Life is full of BIG decisions. Though, too often we are frozen, unable to take that first step to make them. Whether it’s fear of the unknown, golden handcuffs, risk aversion, finances, responsibility. All legitimate – but anchors, nonetheless.

Comfort (can?) equate to complacent. It takes a lot to make life altering decisions. It is not for the faint of heart.

In life we are frequently waiting for something, a sign, a raise, the kid, the house – the life we dream about.

The problem with waiting, is that life passes us by, and we can’t fully appreciate the life we’re in.

I’ve had my struggles. My cross to bear. But recently in life my biggest complaint was my solid job, that paid me well, provided my family incredible insurance – wasn’t fulfilling anymore. I know, some people (reading this) could think – she doesn’t get to bitch about that, that’s quite the problem to have. I’m not looking for anyone to commiserate – I’m simply now aware – that though things may look good on paper, sometimes it’s worth picking that paper up and looking beneath it – or maybe even ripping it to shreds.

It’s so cliche – but I think it’s worth considering – on your deathbed, when you look back, will you feel like you truly led a life you’re proud of? When there’s no time left for regret – will you be content?

My answer, was no.

This actually isn’t a post about leaving my job. It’s about what happened AFTER I made the decision. And, granted, it’s been a total of 28 days – so I’m hardly tenured on the topic. But, it’s incredible how the universe listens.

The day after I told my job of almost 6 years – a job that was a career move – my time had come – I received a call that both of my babies were going to begin the evaluation process for early intervention. I would need to be available about one afternoon a week, for the next month.

From there I would need to go on meetings with the state, then once approved, meet with the therapists. Then finally be available once the therapies began. This simply would not have been possible in my former life (of one month ago). I will need to be fully present for my kids.

None of this is to say – it’s smooth sailing. I have no idea how we’ll pay for daycare, insurance, lunch.

But what I know – is that it will all work out – I am as certain of this as I am the sun will rise.

As I build a new company with my business partner the focus is paramount. Our priorities and mission are entirely aligned. We want to have the best possible motherhood journey for us, as well as for the women we’re working with who are either just starting out on theirs, or deep in the trenches.
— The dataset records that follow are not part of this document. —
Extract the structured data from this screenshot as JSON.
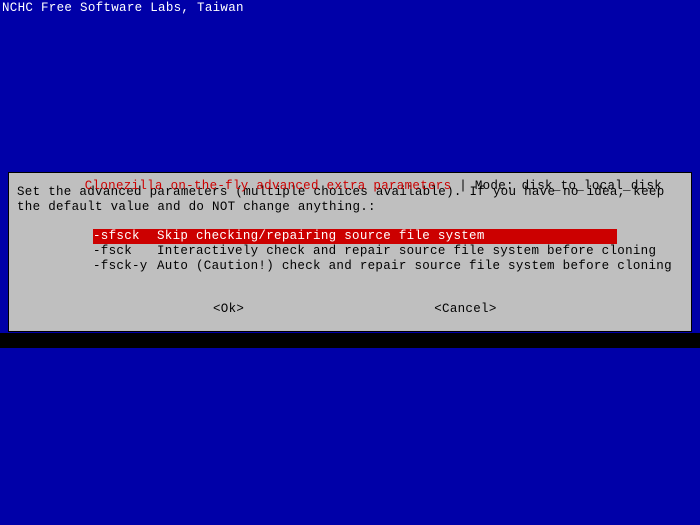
{
  "header": "NCHC Free Software Labs, Taiwan",
  "dialog": {
    "title_left": "Clonezilla on-the-fly advanced extra parameters",
    "title_sep": " | ",
    "title_right": "Mode: disk_to_local_disk",
    "instruction": "Set the advanced parameters (multiple choices available). If you have no idea, keep the default value and do NOT change anything.:",
    "options": [
      {
        "flag": "-sfsck",
        "desc": "Skip checking/repairing source file system",
        "selected": true
      },
      {
        "flag": "-fsck",
        "desc": "Interactively check and repair source file system before cloning",
        "selected": false
      },
      {
        "flag": "-fsck-y",
        "desc": "Auto (Caution!) check and repair source file system before cloning",
        "selected": false
      }
    ],
    "ok_label": "<Ok>",
    "cancel_label": "<Cancel>"
  }
}
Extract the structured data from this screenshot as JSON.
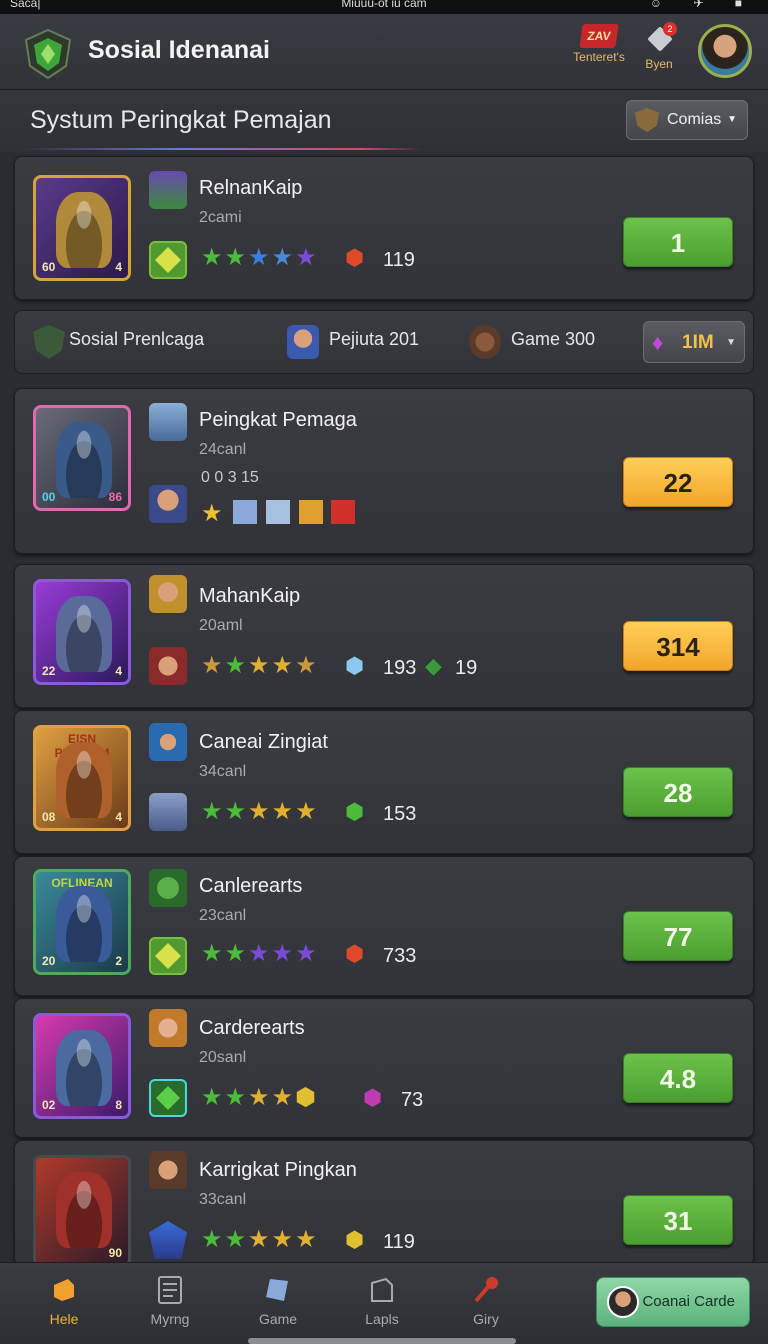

I left all my babies home last night with a babysitter for the first time ever. I had to work. Nathan had a show. It was time. And we did it. At 1am I woke up to the oldest puking in her bed. It lasted all night. All. Night. Stripped sheets. Baths. No sleep. I kept her home from school today. Because I can. Because she needs me. Because I need this. Maybe it was just a coincidence. Maybe it was something more. Don’t know. Don’t care. But, another thing I would have had to struggle with, in my past life.

The juggling act.

That first step to make a change is the hardest. No debating that. But the freedom, and weightlessness that comes with that step is so freeing I can’t quite put it to words. And sure, there will be bumps in the road. There’s uncertainty ahead. But I’m trusting that at the end of (my) days, I will know with absolute certainty that I did exactly what I was supposed to do, at this moment in time, and will be completely at peace with the life I chose.

Accept the risk.

Make the choice.

Take that step.

Live your life.

There’s no time left for regret.